Activities in Amiata

More than wine at Castello di Potentino

Helen Farrell
May 10, 2019 - 11:11

 

Picture a medieval castle that stands boldly in the Maremma countryside. Entrancing beauty aside, what makes Castello di Potentino so alluring is its owners’ success at keeping the old pile infinitely more alive than the nearby former volcano. Winemaker Charlotte Horton and her brother Alexander Greene invite locals and internationals to exhibit and entertain guests in a medley of events and residential workshops.

 

 

A healthy vineyard at Castello di Potentino

 

 

A visit to the castle wouldn’t be complete this spring and summer without admiring Daniele Badini’s photography exhibition. In L’Amiata – per non dimenticare, the Castel del Piano native observes some of the social and cultural traditions of the local area: the labour needed to feed townsfolk living around the extinct volcano; preferred pastimes and traditions; the faces of those who shaped the area; and a tribute to the environs of Potentino. As Badini puts it, “With my photos I try to describe the mountain as I see it and photograph the things that strike me the most. I often go walking in the woods, in the snow or in a meadow to better understand this incredible mountain. It’s only natural for me to seek to convey my feelings through my camera when I see a ray of sunshine that appears among the chestnut branches, or when I’m immersed in the quietude of a view.” The exhibition runs until July 14 and is free; tasting the estate’s own delectable Pinot Nero, Alicante and Sangiovese wines is a must, as too is the informative tour of the castle and cellar.
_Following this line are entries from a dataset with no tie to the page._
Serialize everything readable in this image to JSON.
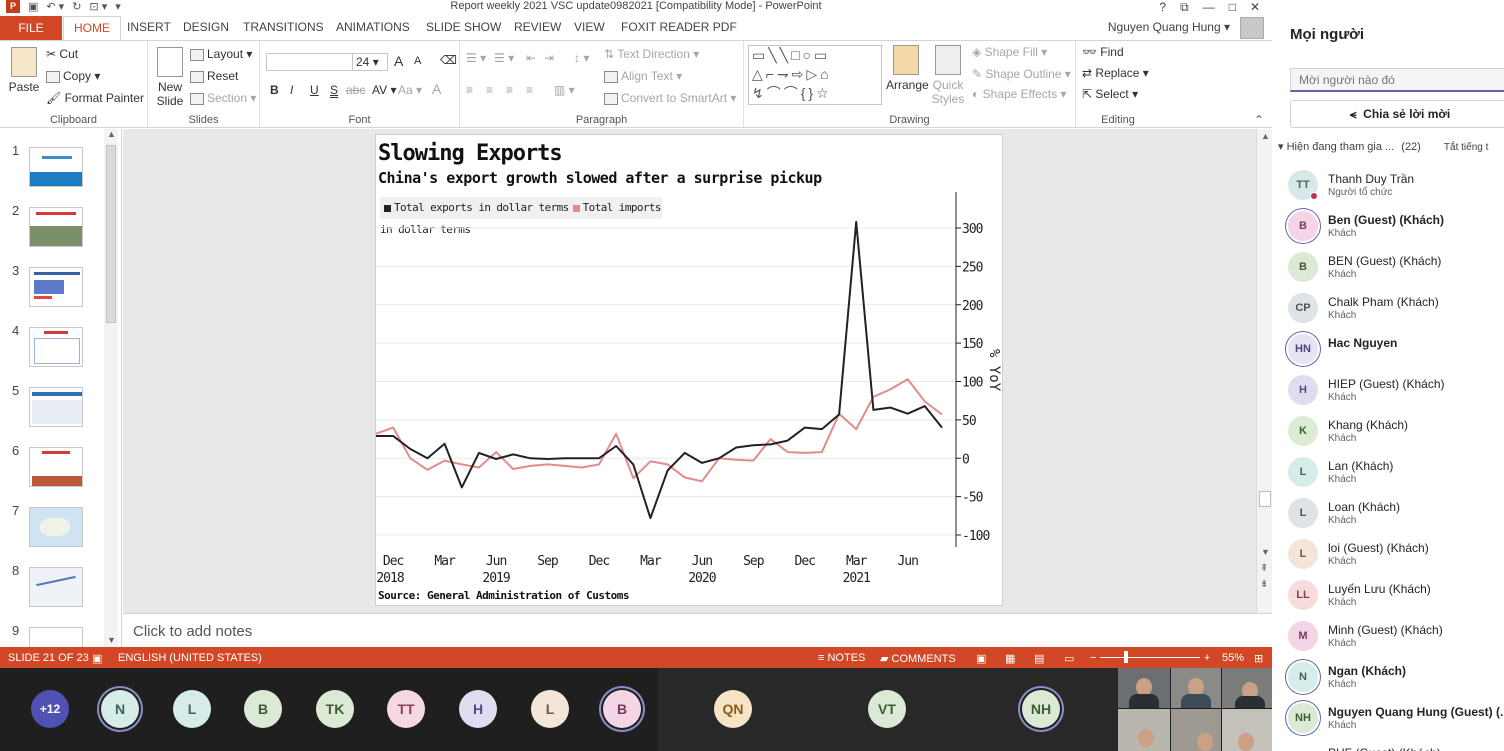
{
  "window": {
    "title": "Report weekly 2021 VSC update0982021 [Compatibility Mode] - PowerPoint",
    "user_name": "Nguyen Quang Hung",
    "help_glyph": "?",
    "restore_glyph": "⧉",
    "minimize_glyph": "—",
    "maximize_glyph": "□",
    "close_glyph": "✕"
  },
  "ribbon_tabs": [
    "FILE",
    "HOME",
    "INSERT",
    "DESIGN",
    "TRANSITIONS",
    "ANIMATIONS",
    "SLIDE SHOW",
    "REVIEW",
    "VIEW",
    "FOXIT READER PDF"
  ],
  "ribbon": {
    "clipboard": {
      "paste": "Paste",
      "cut": "Cut",
      "copy": "Copy",
      "format_painter": "Format Painter",
      "label": "Clipboard"
    },
    "slides": {
      "new_slide": "New Slide",
      "layout": "Layout",
      "reset": "Reset",
      "section": "Section",
      "label": "Slides"
    },
    "font": {
      "size": "24",
      "bold": "B",
      "italic": "I",
      "underline": "U",
      "strike": "S",
      "shadow": "abc",
      "spacing": "AV",
      "case": "Aa",
      "color": "A",
      "grow": "A",
      "shrink": "A",
      "label": "Font"
    },
    "paragraph": {
      "text_direction": "Text Direction",
      "align_text": "Align Text",
      "convert_smartart": "Convert to SmartArt",
      "label": "Paragraph"
    },
    "drawing": {
      "arrange": "Arrange",
      "quick_styles": "Quick Styles",
      "shape_fill": "Shape Fill",
      "shape_outline": "Shape Outline",
      "shape_effects": "Shape Effects",
      "label": "Drawing"
    },
    "editing": {
      "find": "Find",
      "replace": "Replace",
      "select": "Select",
      "label": "Editing"
    }
  },
  "thumbnails": [
    "1",
    "2",
    "3",
    "4",
    "5",
    "6",
    "7",
    "8",
    "9"
  ],
  "slide": {
    "title": "Slowing Exports",
    "subtitle": "China's export growth slowed after a surprise pickup",
    "legend_exports": "Total exports in dollar terms",
    "legend_imports": "Total imports in dollar terms",
    "source": "Source: General Administration of Customs"
  },
  "chart_data": {
    "type": "line",
    "ylabel": "% YoY",
    "ylim": [
      -100,
      300
    ],
    "yticks": [
      300,
      250,
      200,
      150,
      100,
      50,
      0,
      -50,
      -100
    ],
    "x_month_ticks": [
      {
        "label": "Dec",
        "index": 1
      },
      {
        "label": "Mar",
        "index": 4
      },
      {
        "label": "Jun",
        "index": 7
      },
      {
        "label": "Sep",
        "index": 10
      },
      {
        "label": "Dec",
        "index": 13
      },
      {
        "label": "Mar",
        "index": 16
      },
      {
        "label": "Jun",
        "index": 19
      },
      {
        "label": "Sep",
        "index": 22
      },
      {
        "label": "Dec",
        "index": 25
      },
      {
        "label": "Mar",
        "index": 28
      },
      {
        "label": "Jun",
        "index": 31
      }
    ],
    "x_year_ticks": [
      {
        "label": "2018",
        "index": 0
      },
      {
        "label": "2019",
        "index": 7
      },
      {
        "label": "2020",
        "index": 19
      },
      {
        "label": "2021",
        "index": 28
      }
    ],
    "series": [
      {
        "name": "Total exports in dollar terms",
        "color": "#222222",
        "values": [
          29,
          29,
          12,
          0,
          19,
          -38,
          7,
          -1,
          5,
          0,
          -1,
          0,
          0,
          0,
          16,
          -8,
          -78,
          -16,
          7,
          -6,
          0,
          14,
          17,
          18,
          23,
          40,
          38,
          57,
          308,
          63,
          66,
          58,
          68,
          40
        ]
      },
      {
        "name": "Total imports in dollar terms",
        "color": "#e58a8a",
        "values": [
          32,
          40,
          0,
          -15,
          -3,
          -8,
          -12,
          8,
          -14,
          -10,
          -8,
          -10,
          -12,
          -8,
          32,
          -26,
          -4,
          -8,
          -25,
          -30,
          0,
          -2,
          -3,
          25,
          8,
          7,
          8,
          58,
          38,
          80,
          90,
          103,
          74,
          57
        ]
      }
    ]
  },
  "notes_placeholder": "Click to add notes",
  "statusbar": {
    "slide_info": "SLIDE 21 OF 23",
    "language": "ENGLISH (UNITED STATES)",
    "notes": "NOTES",
    "comments": "COMMENTS",
    "zoom": "55%"
  },
  "panel": {
    "title": "Mọi người",
    "invite_placeholder": "Mời người nào đó",
    "share_label": "Chia sẻ lời mời",
    "section_label": "Hiện đang tham gia ...",
    "section_count": "(22)",
    "mute_all": "Tắt tiếng t",
    "people": [
      {
        "initials": "TT",
        "name": "Thanh Duy Trần",
        "role": "Người tổ chức",
        "bold": false,
        "bg": "#d6e9e8",
        "fg": "#4a6a68",
        "ring": false
      },
      {
        "initials": "B",
        "name": "Ben (Guest) (Khách)",
        "role": "Khách",
        "bold": true,
        "bg": "#f3d5e6",
        "fg": "#7a3a5c",
        "ring": true
      },
      {
        "initials": "B",
        "name": "BEN (Guest) (Khách)",
        "role": "Khách",
        "bold": false,
        "bg": "#dce9d5",
        "fg": "#3f5e35",
        "ring": false
      },
      {
        "initials": "CP",
        "name": "Chalk Pham (Khách)",
        "role": "Khách",
        "bold": false,
        "bg": "#dfe3e6",
        "fg": "#4a545c",
        "ring": false
      },
      {
        "initials": "HN",
        "name": "Hac Nguyen",
        "role": "",
        "bold": true,
        "bg": "#e7e4f3",
        "fg": "#4b4780",
        "ring": true
      },
      {
        "initials": "H",
        "name": "HIEP (Guest) (Khách)",
        "role": "Khách",
        "bold": false,
        "bg": "#e1ddf1",
        "fg": "#514a86",
        "ring": false
      },
      {
        "initials": "K",
        "name": "Khang (Khách)",
        "role": "Khách",
        "bold": false,
        "bg": "#dcecd4",
        "fg": "#3c5e2f",
        "ring": false
      },
      {
        "initials": "L",
        "name": "Lan (Khách)",
        "role": "Khách",
        "bold": false,
        "bg": "#d5ece9",
        "fg": "#3f6560",
        "ring": false
      },
      {
        "initials": "L",
        "name": "Loan (Khách)",
        "role": "Khách",
        "bold": false,
        "bg": "#dfe3e6",
        "fg": "#4a545c",
        "ring": false
      },
      {
        "initials": "L",
        "name": "loi (Guest) (Khách)",
        "role": "Khách",
        "bold": false,
        "bg": "#f3e5d8",
        "fg": "#7a5537",
        "ring": false
      },
      {
        "initials": "LL",
        "name": "Luyến Lưu (Khách)",
        "role": "Khách",
        "bold": false,
        "bg": "#f6dcdc",
        "fg": "#8a3f3f",
        "ring": false
      },
      {
        "initials": "M",
        "name": "Minh (Guest) (Khách)",
        "role": "Khách",
        "bold": false,
        "bg": "#f3d5e6",
        "fg": "#7a3a5c",
        "ring": false
      },
      {
        "initials": "N",
        "name": "Ngan (Khách)",
        "role": "Khách",
        "bold": true,
        "bg": "#d5ece9",
        "fg": "#3f6560",
        "ring": true
      },
      {
        "initials": "NH",
        "name": "Nguyen Quang Hung (Guest) (...",
        "role": "Khách",
        "bold": true,
        "bg": "#dce9d5",
        "fg": "#3f5e35",
        "ring": true
      },
      {
        "initials": "",
        "name": "PHF (Guest) (Khách)",
        "role": "",
        "bold": false,
        "bg": "#ffffff",
        "fg": "#424242",
        "ring": false
      }
    ]
  },
  "meeting_strip": {
    "avatars": [
      {
        "label": "+12",
        "bg": "#4f52b2",
        "fg": "#ffffff",
        "ring": false
      },
      {
        "label": "N",
        "bg": "#d5ece9",
        "fg": "#3f6560",
        "ring": true
      },
      {
        "label": "L",
        "bg": "#d5ece9",
        "fg": "#3f6560",
        "ring": false
      },
      {
        "label": "B",
        "bg": "#dce9d5",
        "fg": "#3f5e35",
        "ring": false
      },
      {
        "label": "TK",
        "bg": "#dce9d5",
        "fg": "#3f5e35",
        "ring": false
      },
      {
        "label": "TT",
        "bg": "#f6d8e4",
        "fg": "#8a3f5c",
        "ring": false
      },
      {
        "label": "H",
        "bg": "#e1ddf1",
        "fg": "#514a86",
        "ring": false
      },
      {
        "label": "L",
        "bg": "#f3e5d8",
        "fg": "#7a5537",
        "ring": false
      },
      {
        "label": "B",
        "bg": "#f3d5e6",
        "fg": "#7a3a5c",
        "ring": true
      }
    ],
    "center_avatars": [
      {
        "label": "QN",
        "bg": "#f7e3c6",
        "fg": "#8a5a1a",
        "ring": false
      },
      {
        "label": "VT",
        "bg": "#dce9d5",
        "fg": "#3f5e35",
        "ring": false
      },
      {
        "label": "NH",
        "bg": "#dce9d5",
        "fg": "#3f5e35",
        "ring": true
      }
    ]
  }
}
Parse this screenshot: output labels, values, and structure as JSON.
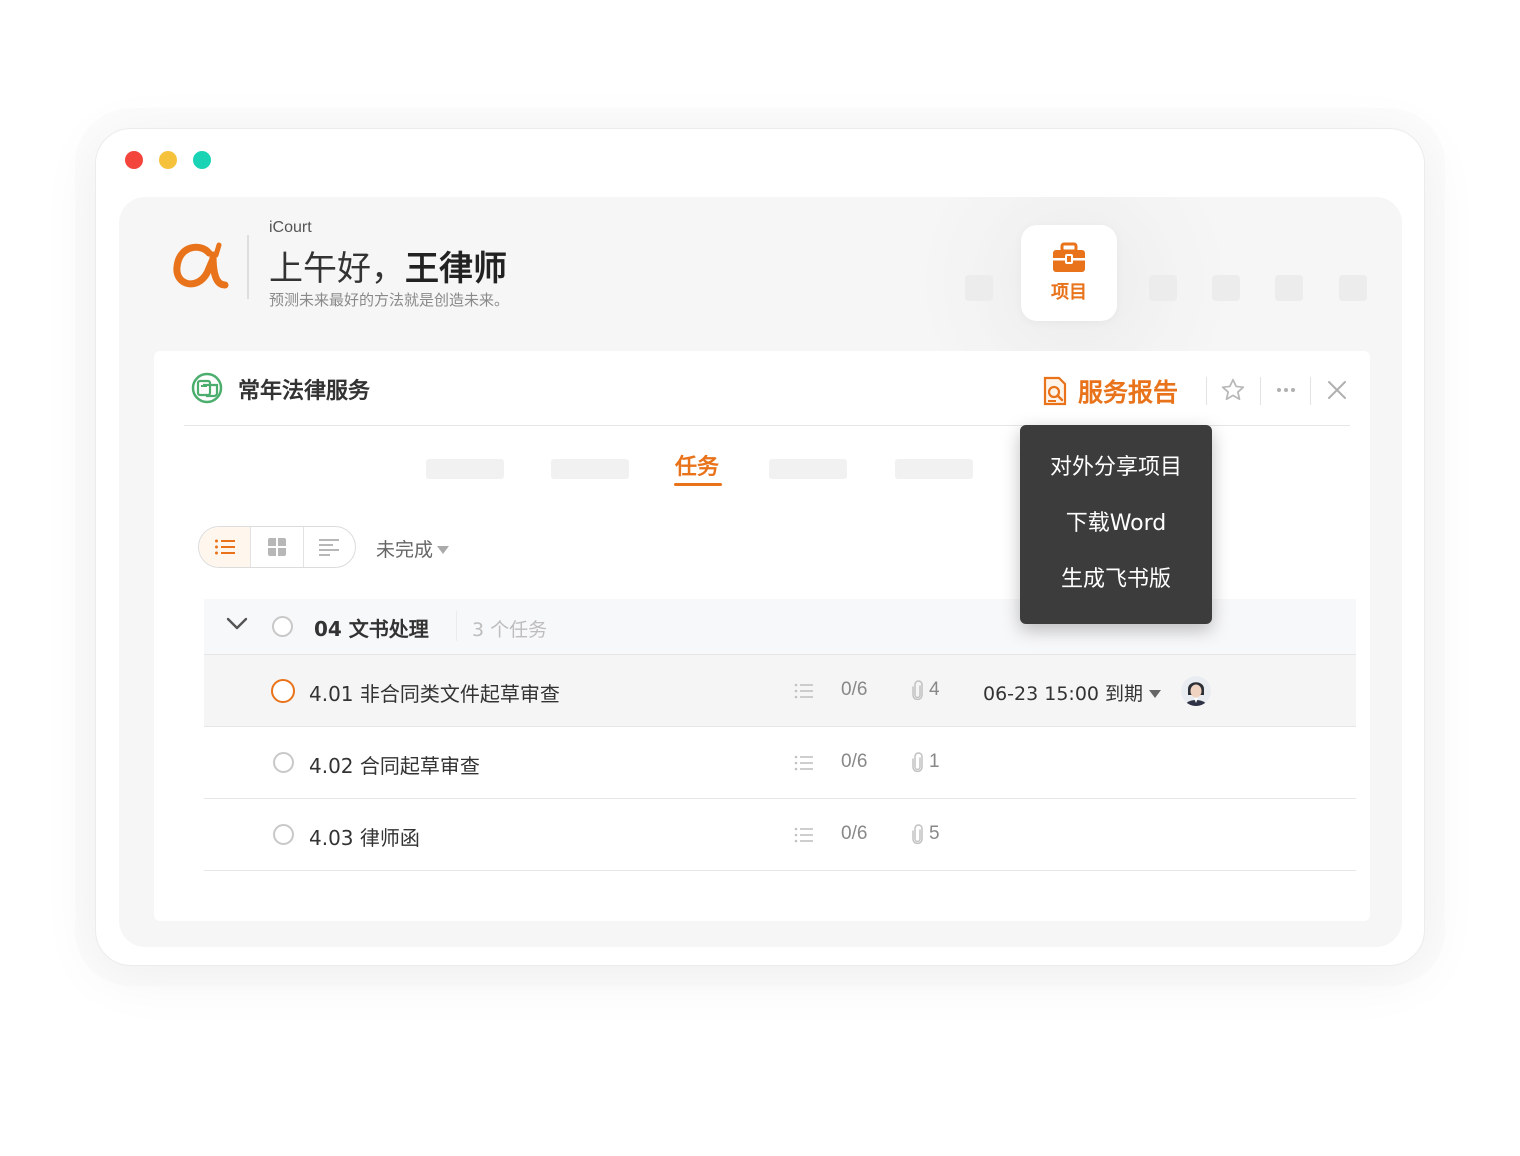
{
  "window": {
    "traffic_lights": [
      {
        "name": "close",
        "color": "#f4453c"
      },
      {
        "name": "minimize",
        "color": "#f6c23b"
      },
      {
        "name": "maximize",
        "color": "#19d4b4"
      }
    ]
  },
  "header": {
    "brand": "iCourt",
    "greeting_prefix": "上午好，",
    "greeting_name": "王律师",
    "motto": "预测未来最好的方法就是创造未来。",
    "project_button_label": "项目",
    "accent_color": "#e8731a",
    "logo_icon": "icourt-alpha-logo"
  },
  "project": {
    "title": "常年法律服务",
    "icon": "legal-service-icon",
    "report_label": "服务报告",
    "actions": [
      "star-icon",
      "more-icon",
      "close-icon"
    ]
  },
  "tabs": {
    "active_label": "任务"
  },
  "toolbar": {
    "views": [
      "list-view-icon",
      "board-view-icon",
      "outline-view-icon"
    ],
    "active_view": "list-view-icon",
    "filter_label": "未完成"
  },
  "task_group": {
    "name": "04 文书处理",
    "count_label": "3 个任务"
  },
  "tasks": [
    {
      "title": "4.01 非合同类文件起草审查",
      "subtasks": "0/6",
      "attachments": "4",
      "due": "06-23 15:00 到期",
      "has_avatar": true
    },
    {
      "title": "4.02 合同起草审查",
      "subtasks": "0/6",
      "attachments": "1"
    },
    {
      "title": "4.03 律师函",
      "subtasks": "0/6",
      "attachments": "5"
    }
  ],
  "report_menu": {
    "items": [
      "对外分享项目",
      "下载Word",
      "生成飞书版"
    ]
  }
}
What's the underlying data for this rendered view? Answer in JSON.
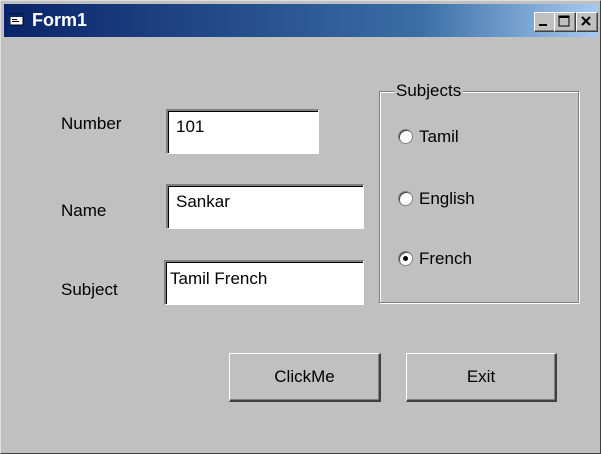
{
  "window": {
    "title": "Form1"
  },
  "fields": {
    "number": {
      "label": "Number",
      "value": "101"
    },
    "name": {
      "label": "Name",
      "value": "Sankar"
    },
    "subject": {
      "label": "Subject",
      "value": "Tamil  French"
    }
  },
  "subjects_group": {
    "title": "Subjects",
    "options": [
      {
        "label": "Tamil",
        "selected": false
      },
      {
        "label": "English",
        "selected": false
      },
      {
        "label": "French",
        "selected": true
      }
    ]
  },
  "buttons": {
    "click_me": "ClickMe",
    "exit": "Exit"
  }
}
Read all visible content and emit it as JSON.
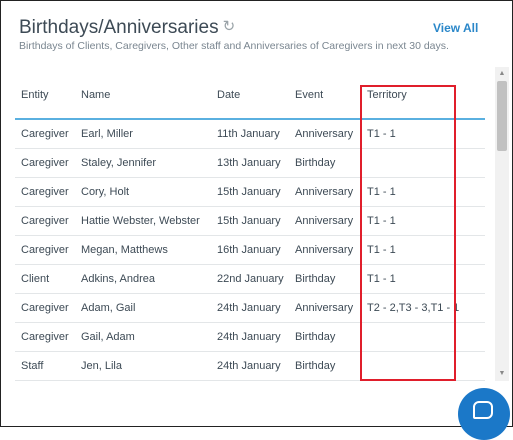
{
  "header": {
    "title": "Birthdays/Anniversaries",
    "subtitle": "Birthdays of Clients, Caregivers, Other staff and Anniversaries of Caregivers in next 30 days.",
    "view_all": "View All",
    "refresh_icon": "refresh-icon"
  },
  "table": {
    "columns": [
      "Entity",
      "Name",
      "Date",
      "Event",
      "Territory"
    ],
    "rows": [
      [
        "Caregiver",
        "Earl, Miller",
        "11th January",
        "Anniversary",
        "T1 - 1"
      ],
      [
        "Caregiver",
        "Staley, Jennifer",
        "13th January",
        "Birthday",
        ""
      ],
      [
        "Caregiver",
        "Cory, Holt",
        "15th January",
        "Anniversary",
        "T1 - 1"
      ],
      [
        "Caregiver",
        "Hattie Webster, Webster",
        "15th January",
        "Anniversary",
        "T1 - 1"
      ],
      [
        "Caregiver",
        "Megan, Matthews",
        "16th January",
        "Anniversary",
        "T1 - 1"
      ],
      [
        "Client",
        "Adkins, Andrea",
        "22nd January",
        "Birthday",
        "T1 - 1"
      ],
      [
        "Caregiver",
        "Adam, Gail",
        "24th January",
        "Anniversary",
        "T2 - 2,T3 - 3,T1 - 1"
      ],
      [
        "Caregiver",
        "Gail, Adam",
        "24th January",
        "Birthday",
        ""
      ],
      [
        "Staff",
        "Jen, Lila",
        "24th January",
        "Birthday",
        ""
      ]
    ]
  },
  "colors": {
    "accent": "#2a87c9",
    "header_underline": "#5ab0e0",
    "highlight": "#e01e2b",
    "chat_button": "#1b78c8"
  },
  "chat": {
    "icon": "chat-icon"
  }
}
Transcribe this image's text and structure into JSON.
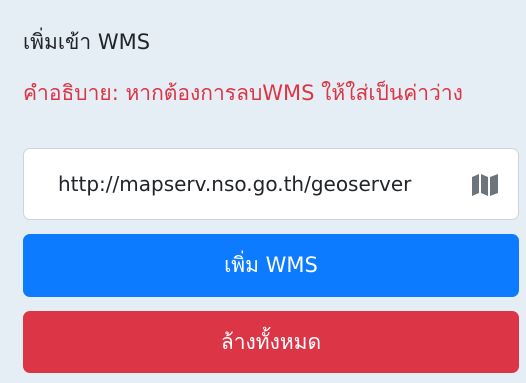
{
  "wms_panel": {
    "title": "เพิ่มเข้า WMS",
    "description": "คำอธิบาย: หากต้องการลบWMS ให้ใส่เป็นค่าว่าง",
    "url_input_value": "http://mapserv.nso.go.th/geoserver",
    "map_icon": "map-icon",
    "add_button_label": "เพิ่ม WMS",
    "clear_button_label": "ล้างทั้งหมด"
  },
  "colors": {
    "panel_background": "#e4eef4",
    "description_text": "#dc3545",
    "add_button": "#0d7bff",
    "clear_button": "#dc3545",
    "icon": "#6c757d"
  }
}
Castling at Potentino

Activities on Amiata

  Otherworldly is one way of describing Castello di Potentino, an eleventh-century citadel girdled by greenery. West of Seggiano and south of Monte Amiata in southern Tuscany, the castle vaunts
Read

 

 

 

 

Thinking ahead to June activities at Potentino, reserve now for a culinary retreat and feast exploring Ancient Etruscan food culture and archaeology. Join food archaeologist Farrell Monaco for Feast with The Old School Kitchen: Etruria from June 28 to 30. Explore the food history, art and archaeology of Etruria from 900 BCE to the establishment of the Roman Republic in 509 BCE. The final night’s proceedings will close with a recreated extravagant and indulgent Etruscan feast, based on archaeological records, complete with feast servants, appropriate attire (costumes will be provided), and live entertainment. From June 30 to July 6, Farrell is joined by visual storyteller Sagher Setareh for a five-day live-in edible archaeology masterclass, The Old School Kitchen: From the Etruscan Table to the Roman Banquet, to indulge the food history of Etruria and Rome from 800 BCE to the Imperial Roman Era (AD 476).

 

 

more articles

Comments